The top seven foods that make up much of the world’s diet today originated in the Americas. And many give credit to the Native Americans for their cultivation.

Topping the list in worldwide production is corn, also known as maize. The early Pueblo in the southwest region of North America planted this crop as early as 1200 B.C. Grown initially as grain, corn wasn’t eaten on the cob as we do today. The grain was ground into flour for cornbread or tortillas or eaten as mush in combination with other foods.

Second on the list, the perfect companion for corn is the humble bean. It is a nutritious source of protein and provides the nutrients missing in corn. Additionally, it replaces the nitrogen which the corn plant removes from the soil.

The third is squash, the final element of what is often referred to as the “Three Sisters”. Whether pumpkin, gourds, or hearty winter squash, the natives planted it alongside their corn and beans. In combination, the three provide a nutrient-rich superfood. The entire plant was used, and the seeds were often roasted and eaten as a snack.

The potato, now ranking fourth in international food production, enters the world stage from Peru. This tuber may not look like much, but it packs a punch with every vitamin except A and D. It is also a major source of protein. Initially ignored by Europeans, it became a staple food of the peasant class once it adapted to the climate of Europe.

A much later crop to be accepted by the Europeans was the tomato, a member of the nightshade family. Along with its cousin, the tomatillo, they were used in most Aztec cuisine and came in yellow and red varieties. Thomas Jefferson, who had stomach problems when eating meat, experimented in his gardens with tomato varieties. However, most people who came to his home for dinner shunned them. Centuries later, they became popular in cooking, though people rarely ate them raw. Who can imagine Italian or Spanish dishes without tomatoes today?

The first mention of #6 in our list dates to central Mexico, 6,500 years ago, where we find the first mention of chile peppers.

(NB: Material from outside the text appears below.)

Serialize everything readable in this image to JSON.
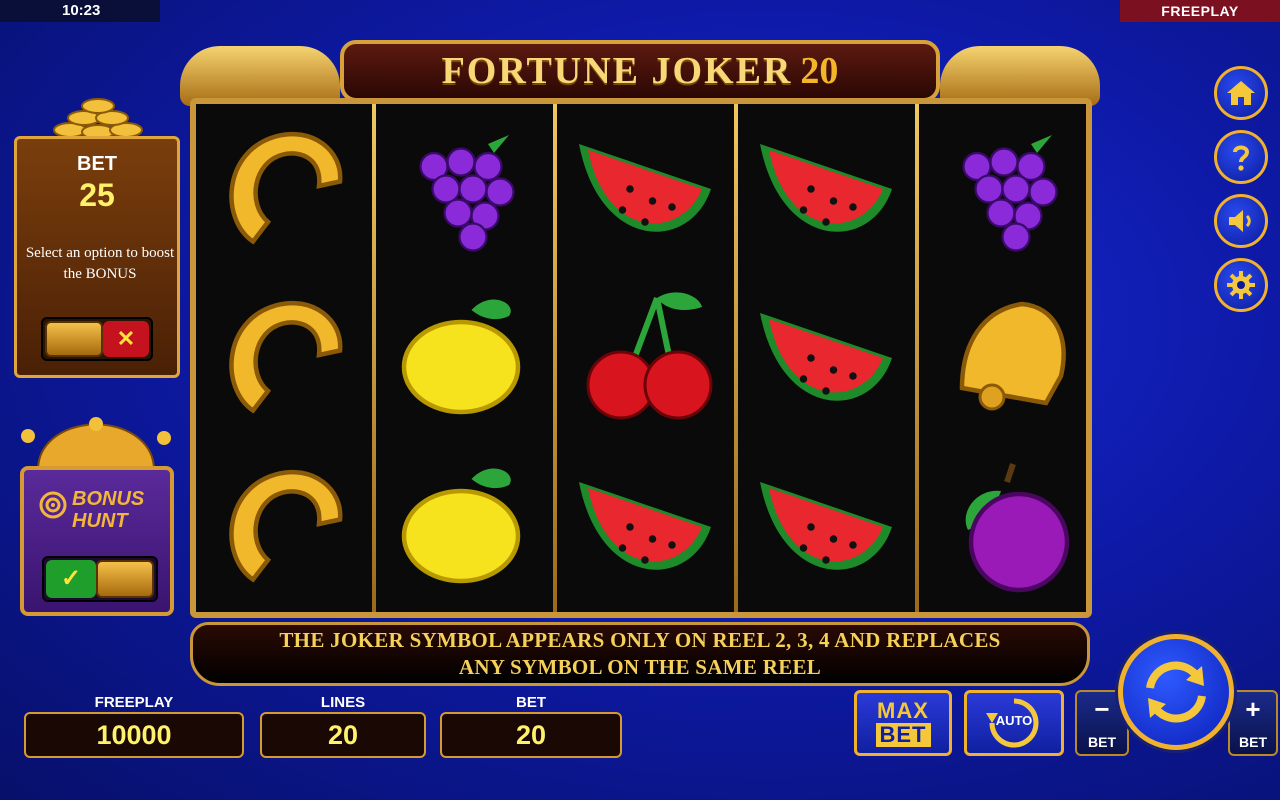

But the Aztecs took them over and made Capsicum annuum famous. Italy, Spain, and Hungary were the first European countries to adopt them into their cooking. When the Portuguese traders introduced them to India, a culinary sensation was created.

And finally, my favorite, Cacao. It is rumored Montezuma drank fifty cups a day of hot chocolate. But this was not the sweet beverage we know. Its intensely bitter taste consisted of ground raw beans flavored with chile peppers and flowers. It wasn’t until Spanish friars brought the beans home in the 16th century that we saw them mixed with cinnamon and sugar and drunk by the elite.

So, in my opinion, the native Americans were indeed sitting on a gold mine.